Welcome to the web page for Ken Janda’s laboratory! Currently, my students and I are studying a class of solids called gas clathrate hydrates. In these species, a water lattice is formed that creates cages, and these cages then enclose guest species that make the whole structure stable under certain conditions. Formally, these are called solid solutions since there is no formal chemical bonding between the guest molecules and the water lattice, and they are only stable as solid crystals. You may have heard about methane hydrates that are found in ocean and deep lake sediments and the arctic permafrost. They are one very important example of a gas clathrate hydrate. In the video above, we demonstrate the combustion of a propane hydrate clathrate. The sample looks like a cylinder of packed snow. However, when ignited, the ice lattice melts and the caged propane burns. The propane density in the sample is similar to that in a gas cylinder at 180 atmospheres of pressure.

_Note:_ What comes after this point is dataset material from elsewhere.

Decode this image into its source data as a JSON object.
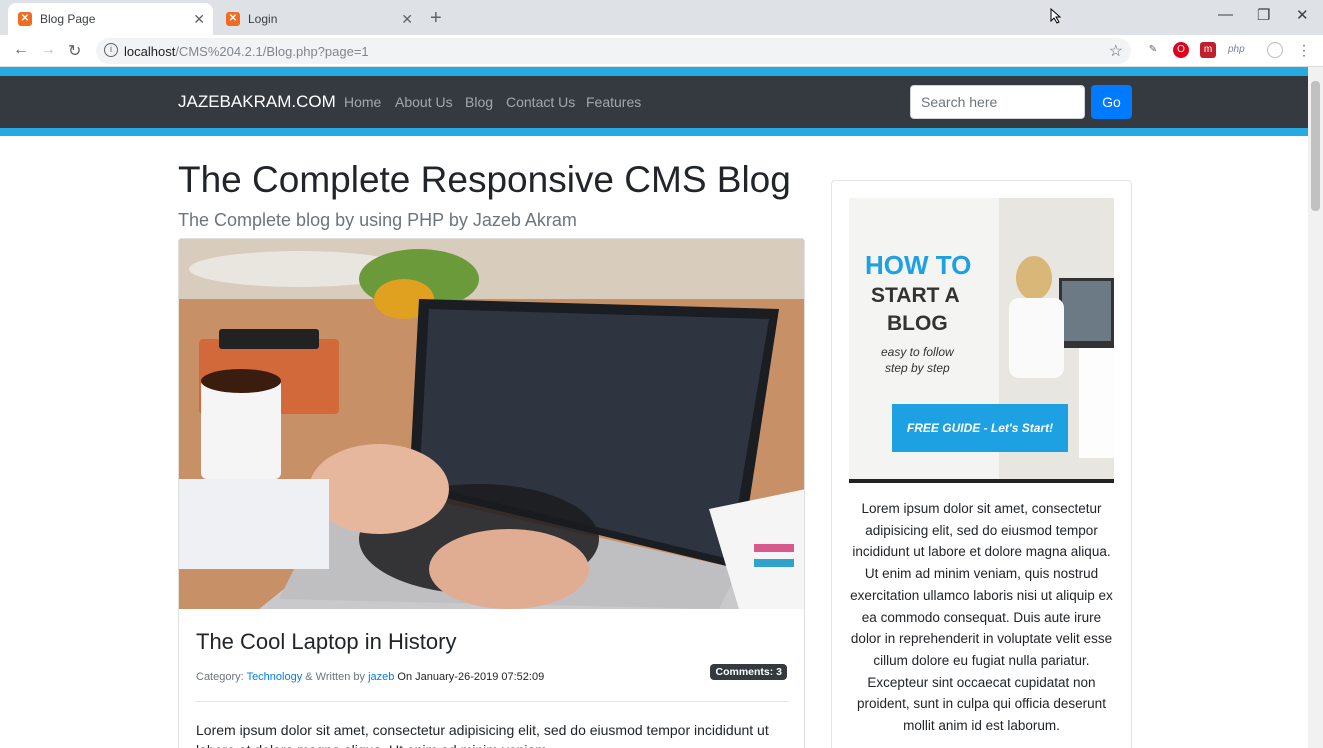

Gas clathrate hydrates are fascinating for both theoretical and practical reasons. The methane hydrates mentioned above could potentially be an important source of energy for our modern economy. Burning methane contributes to global warming, but much less than does burning oil or coal. By some estimates, there is enough methane stored in ocean sediments to power our economy for 500 years! Gas hydrates could also provide a safe method to ship methane and LPG around the world economically and safely. However, methane hydrate is also a potential source of disaster. Methane is a powerful greenhouse gas, more dangerous than carbon monoxide. If the natural methane hydrates are released as global warming progresses, the heating could accelerate out of control with drastic results. The Deepwater Horizon disaster in the Gulf of Mexico in 2010 may well have been triggered by drilling through a methane hydrate deposit. Explore the “Gas Hydrates” link on this page to learn more about these issues.
Currently we have two active research projects. Several of my students are studying the kinetics of gas hydrate formation from ice particles and the potential guest gas. We have learned, for instance, that propane reacts much more quickly with small ice particles than with large ones.

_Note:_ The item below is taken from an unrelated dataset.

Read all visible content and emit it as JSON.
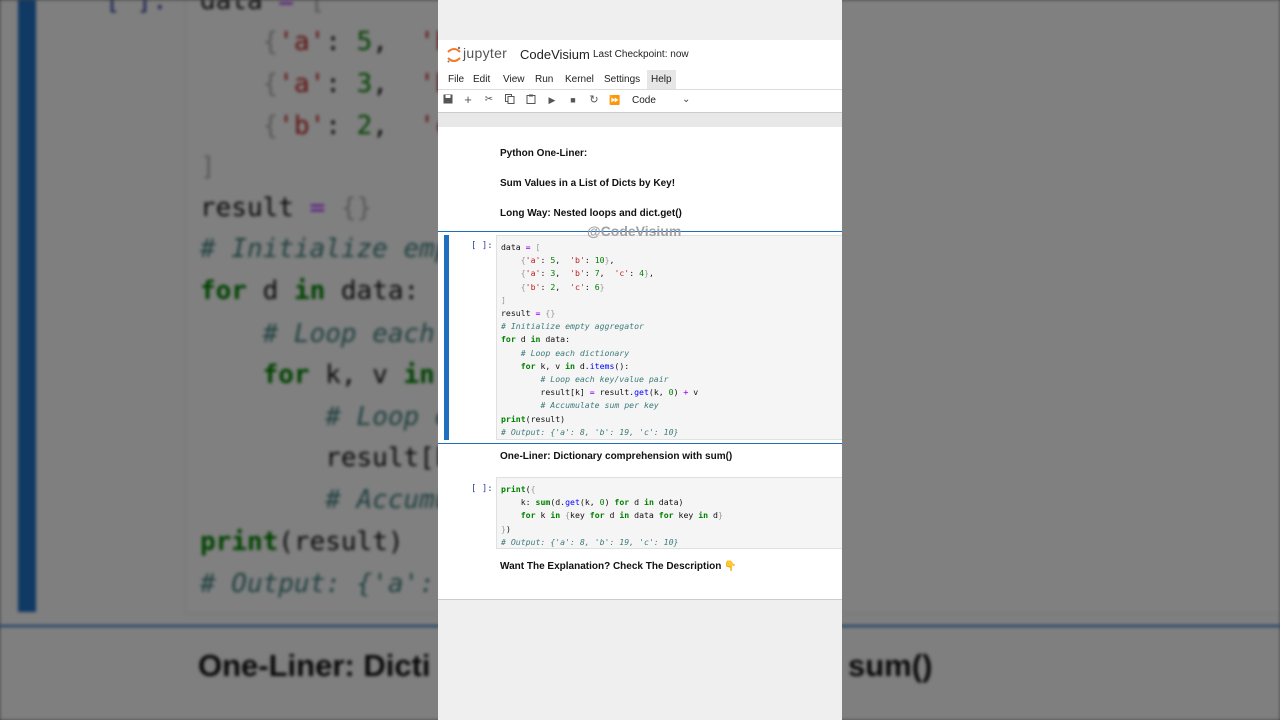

For more on previous gas clathrate hydrate work that my students performed, please explore the links on this page.
The second current project is the one being performed in collaboration with Professor Martin’s group. We are using solid-state NMR (nuclear magnetic resonance) techniques to study the motions of water molecules in the hydrate lattice and guest molecules within the lattice. This work is still in the preliminary stages, and we need to get more results before publically discussing them.
A little background: I have always tried to choose research projects that are just beyond the ability of current chemical theory. The idea is to measure something that gives theoreticians a goal, and a test for the theories they are developing. For forty years I have been fascinated by the forces that hold molecules together and make them interact with each other. During this time, the ability of scientists to measure and compute the structure and dynamics of molecules has improved dramatically.
Finally, I would like to mention an experimental and theoretical tour-de-force that is a mostly unrecognized treasure. My students and collaborators performed spectroscopy on the iodine chloride molecule with 1 part per 500,000,000 resolution. They were able to measure the effects due to the fact that neither the iodine atom, nor the chlorine atom nuclei are spherical. This asymmetry allowed us to measure the asymmetry of the molecules’ electronic wave function as a function of the distance between the two nuclei. In essence, we measured the rehybridization of the electronic wave function as the molecule vibrates. I think it is fair to claim that this is the most detailed study of a heavy molecules’ wave function currently in the literature. To date, ab initio electronic structure theory has yet to be able to match these experimental results.
For a more complete and in depth introduction written by Dr. Kenneth C. Janda, click here.
Dynamical interrogation of the hydration
cage of bromine in single crystal
clathrate hydrates versus water
Phys. Chem. Chem. Phys. 10, 2008
December, 2008. Cover
Polymorphism in Br2 Clathrate Hydrates.
J. Phys. Chem. A , 112, 5, p 787
February 7, 2008. Cover